Water Wells for Health and Irrigation

With generous support from the Buffalo Arts Studio the Himalayan Institute Cameroon was able to complete its first community water project: the installation of two public wells in the villages of Kishong and Jakiri. Using completely local talent and resources, from rural engineer to construction workers, these two wells were completed in 2010 and are fully operational at this time. These wells are making a huge impact in the quality of life and health for the residents of Northwest Cameroon, who suffer through a serious dry season each year from November to April.

Filling water containers at a municipal tap during the dry season.

The first well was installed in Kishong Village, on the HI Cameroon Energy Farming demonstration land. A diesel-powered pump carries water from the well at the base of the land to an elevated storage tank.

The water storage tank at the top of the land is elevated on a tower to increase water pressure for the roadside and irrigation taps.

From there, the water flows to a roadside tap for free, public use and through an irrigation system to water 6 acres of Energy Farming crops, including medicinal herbs, food crops, trees and biofuel crops.

Energy Farming crop plots irrigated by the well, which is visible on the left side of the photo.

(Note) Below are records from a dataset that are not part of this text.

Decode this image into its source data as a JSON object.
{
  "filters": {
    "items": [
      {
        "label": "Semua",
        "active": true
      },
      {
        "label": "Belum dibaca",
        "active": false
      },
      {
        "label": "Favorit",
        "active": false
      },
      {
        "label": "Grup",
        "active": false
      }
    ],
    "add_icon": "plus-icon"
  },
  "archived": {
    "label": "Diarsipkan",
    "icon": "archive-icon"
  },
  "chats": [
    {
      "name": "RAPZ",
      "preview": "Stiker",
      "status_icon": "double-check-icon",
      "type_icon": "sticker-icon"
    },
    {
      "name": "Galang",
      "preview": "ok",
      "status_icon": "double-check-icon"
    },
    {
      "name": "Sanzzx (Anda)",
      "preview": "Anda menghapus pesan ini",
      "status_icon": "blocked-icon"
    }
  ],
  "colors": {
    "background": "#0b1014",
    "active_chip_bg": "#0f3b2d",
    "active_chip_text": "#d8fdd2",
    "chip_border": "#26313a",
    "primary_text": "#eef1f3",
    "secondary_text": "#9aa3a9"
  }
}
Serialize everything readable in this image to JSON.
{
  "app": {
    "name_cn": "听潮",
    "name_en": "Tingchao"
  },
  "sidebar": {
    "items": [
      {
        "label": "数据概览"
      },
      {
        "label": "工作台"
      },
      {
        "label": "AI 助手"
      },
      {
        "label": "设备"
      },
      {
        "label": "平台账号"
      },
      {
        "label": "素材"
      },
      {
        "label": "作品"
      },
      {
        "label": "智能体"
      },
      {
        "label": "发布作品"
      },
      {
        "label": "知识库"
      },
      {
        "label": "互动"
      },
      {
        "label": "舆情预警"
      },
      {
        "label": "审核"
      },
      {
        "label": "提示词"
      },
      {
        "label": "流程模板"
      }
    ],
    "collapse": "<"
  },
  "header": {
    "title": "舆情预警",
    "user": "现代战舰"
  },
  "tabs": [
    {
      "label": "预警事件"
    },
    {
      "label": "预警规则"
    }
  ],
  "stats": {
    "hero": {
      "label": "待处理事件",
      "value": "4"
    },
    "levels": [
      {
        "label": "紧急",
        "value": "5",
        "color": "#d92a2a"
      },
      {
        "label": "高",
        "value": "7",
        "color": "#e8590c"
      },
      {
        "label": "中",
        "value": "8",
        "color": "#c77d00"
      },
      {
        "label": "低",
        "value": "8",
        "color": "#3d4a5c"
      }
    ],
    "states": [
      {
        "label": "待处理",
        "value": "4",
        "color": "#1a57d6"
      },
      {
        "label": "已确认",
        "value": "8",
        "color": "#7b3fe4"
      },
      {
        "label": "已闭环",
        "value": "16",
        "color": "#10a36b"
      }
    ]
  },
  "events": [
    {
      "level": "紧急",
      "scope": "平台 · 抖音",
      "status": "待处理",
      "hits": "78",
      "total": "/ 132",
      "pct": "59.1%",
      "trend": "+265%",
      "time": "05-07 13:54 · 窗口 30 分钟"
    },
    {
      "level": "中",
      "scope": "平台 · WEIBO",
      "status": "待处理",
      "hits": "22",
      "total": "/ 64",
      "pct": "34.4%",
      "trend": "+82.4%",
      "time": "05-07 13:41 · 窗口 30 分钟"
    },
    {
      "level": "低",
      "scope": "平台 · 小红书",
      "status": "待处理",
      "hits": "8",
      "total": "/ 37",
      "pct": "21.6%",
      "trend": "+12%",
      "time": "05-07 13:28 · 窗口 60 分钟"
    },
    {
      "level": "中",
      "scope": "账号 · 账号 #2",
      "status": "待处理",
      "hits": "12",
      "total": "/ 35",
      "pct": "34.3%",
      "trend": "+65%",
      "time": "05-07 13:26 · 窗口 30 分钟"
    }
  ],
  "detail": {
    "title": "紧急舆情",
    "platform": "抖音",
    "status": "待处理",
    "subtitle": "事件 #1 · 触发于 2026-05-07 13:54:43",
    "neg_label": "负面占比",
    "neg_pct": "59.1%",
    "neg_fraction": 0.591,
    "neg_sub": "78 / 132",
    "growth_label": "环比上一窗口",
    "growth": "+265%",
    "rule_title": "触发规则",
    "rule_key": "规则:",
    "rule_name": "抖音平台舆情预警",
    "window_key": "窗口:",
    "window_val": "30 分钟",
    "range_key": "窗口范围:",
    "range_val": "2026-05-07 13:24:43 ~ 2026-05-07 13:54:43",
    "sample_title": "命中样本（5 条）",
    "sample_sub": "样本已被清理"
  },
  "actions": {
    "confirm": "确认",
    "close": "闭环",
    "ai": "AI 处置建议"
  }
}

All together, the construction of the wells employed 12 people for roughly 2 months.

Sign welcoming visitors to the Energy Farming land at Kishong, where educational seminars and demonstrations are held.

Providing clean water at the HI Cameroon land also serves as a springboard for Total Health Center outreach projects that aim to educate the public about disease control, hygiene and preventative healthcare.

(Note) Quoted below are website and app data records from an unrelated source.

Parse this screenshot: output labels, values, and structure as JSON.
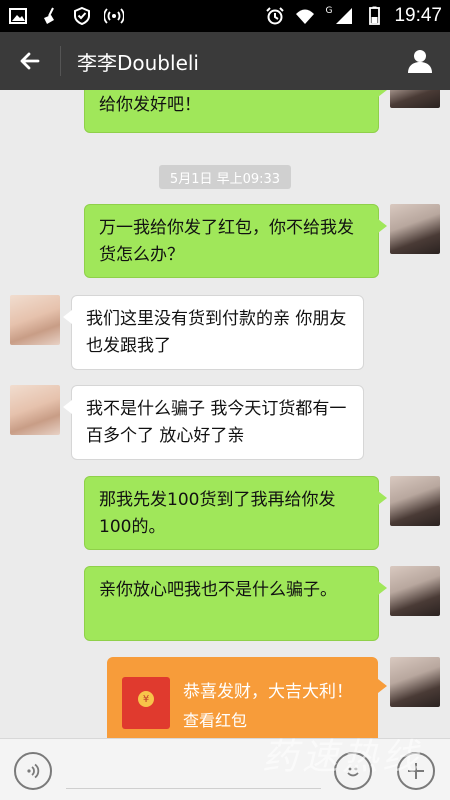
{
  "status_bar": {
    "time": "19:47",
    "network_label": "G"
  },
  "header": {
    "title": "李李Doubleli"
  },
  "messages": [
    {
      "side": "self",
      "text": "给你发好吧！"
    },
    {
      "timestamp": "5月1日 早上09:33"
    },
    {
      "side": "self",
      "text": "万一我给你发了红包，你不给我发货怎么办？"
    },
    {
      "side": "other",
      "text": "我们这里没有货到付款的亲  你朋友也发跟我了"
    },
    {
      "side": "other",
      "text": "我不是什么骗子 我今天订货都有一百多个了 放心好了亲"
    },
    {
      "side": "self",
      "text": "那我先发100货到了我再给你发100的。"
    },
    {
      "side": "self",
      "text": "亲你放心吧我也不是什么骗子。"
    },
    {
      "side": "self",
      "type": "red_packet",
      "title": "恭喜发财，大吉大利！",
      "subtitle": "查看红包",
      "coin_symbol": "¥"
    }
  ],
  "watermark": "药速热线",
  "colors": {
    "self_bubble": "#a0e75a",
    "other_bubble": "#ffffff",
    "red_packet": "#f79c3a",
    "header_bg": "#3a3a3a"
  },
  "icons": {
    "back": "arrow-left-icon",
    "profile": "person-icon",
    "voice": "voice-icon",
    "emoji": "emoji-icon",
    "plus": "plus-icon"
  }
}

HI Cameroon installed the second well in the heart of Jakiri, a town located approximately 20 kilometers from Kumbo. Operated by a simple hand pump and without pipelines, this well now serves as a permanent, free water source that exists without encroaching on the present government water system. Because it is installed on the property controlled by the local ruler, it will be protected from vandalism and government intervention, and will be maintained and kept available to the public.

A rural engineer and Jakiri residents examine the freshly dug (by hand!) hole for the well.

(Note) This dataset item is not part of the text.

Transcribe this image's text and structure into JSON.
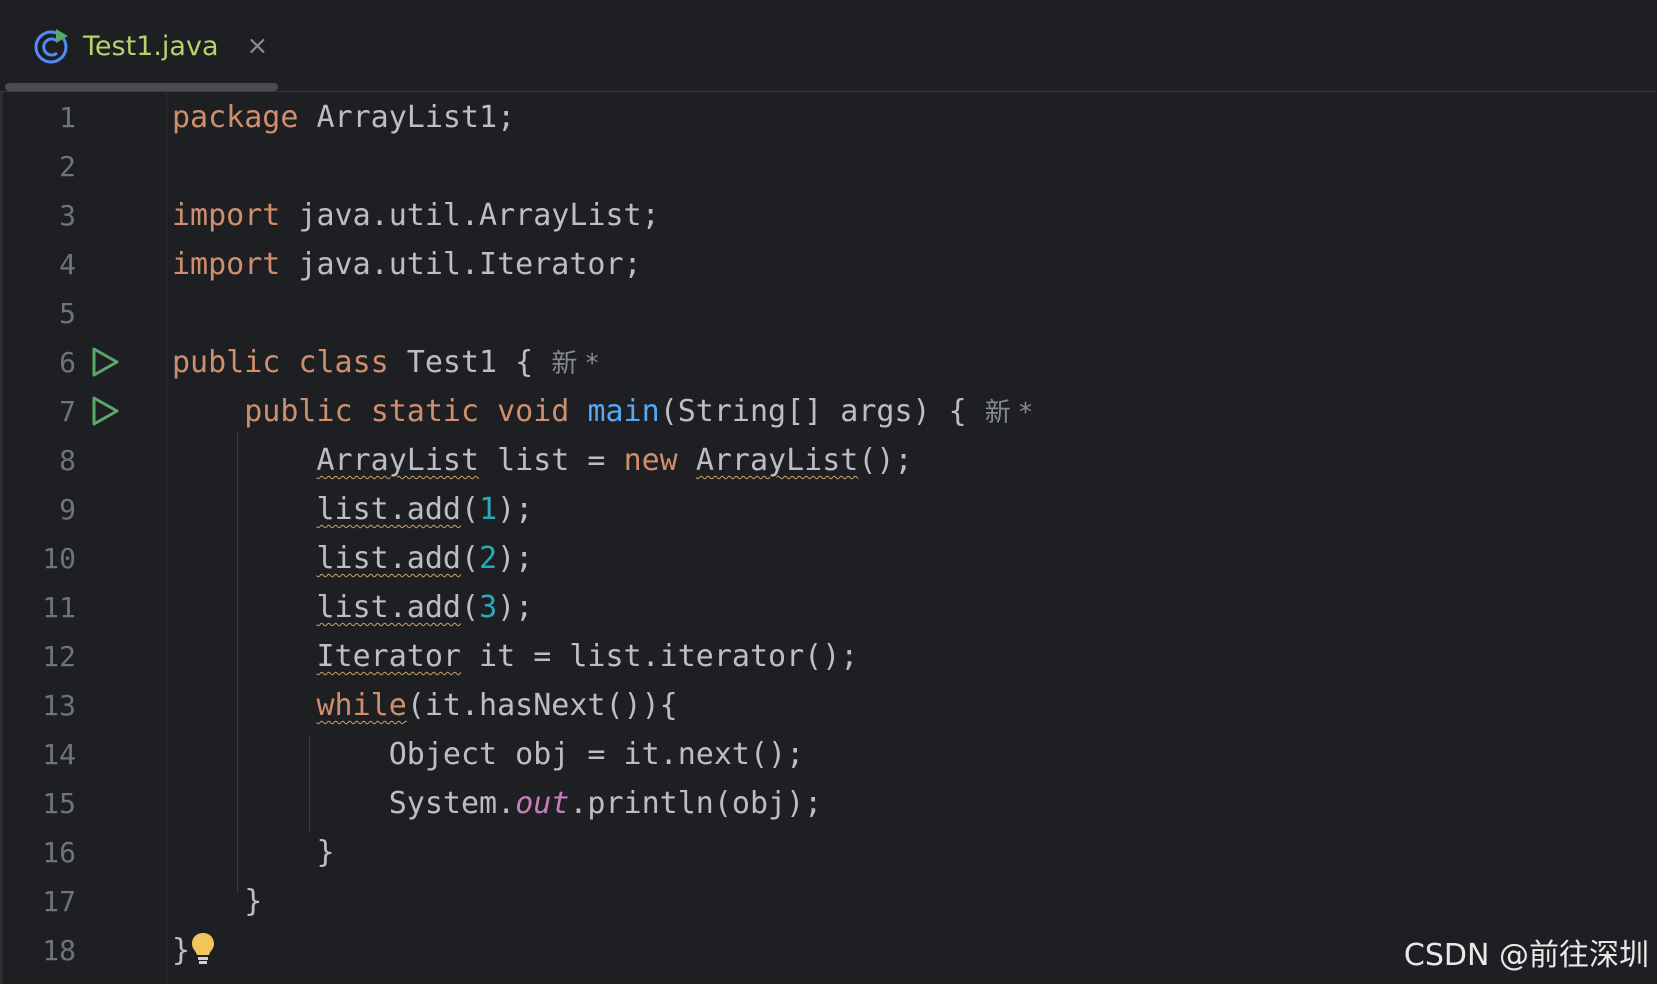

A view of the completed well, taken from the patio of the Fon’s palace. The metal structure protects the hand pump.

Like the public roadside tap in Kishong Village, this well in Jakiri will empower the local people with free water available in their own community. We believe that clean, safe drinking water is a fundamental necessity to which every person should have reliable access. Now firmly into the dry season, these two wells are already making a significant impact in the lives of community members.

Neighborhood children enjoying a cool drink of water at the public tap supplied by the new well in Kishong.


Interested in supporting a village water project? Join the Himalayan Institute’s clean water commitment and help make a long-term impact in rural communities.  On average, a well costs $5,000. If you’re interested, we can guide you on ways that you, your classmates, coworkers and friends can fundraise to support a water project of your own. Contact our Humanitarian Projects team at 570-647-1527 or email us at info@himalayaninstitute.org to learn more.

humanitarianbanner-980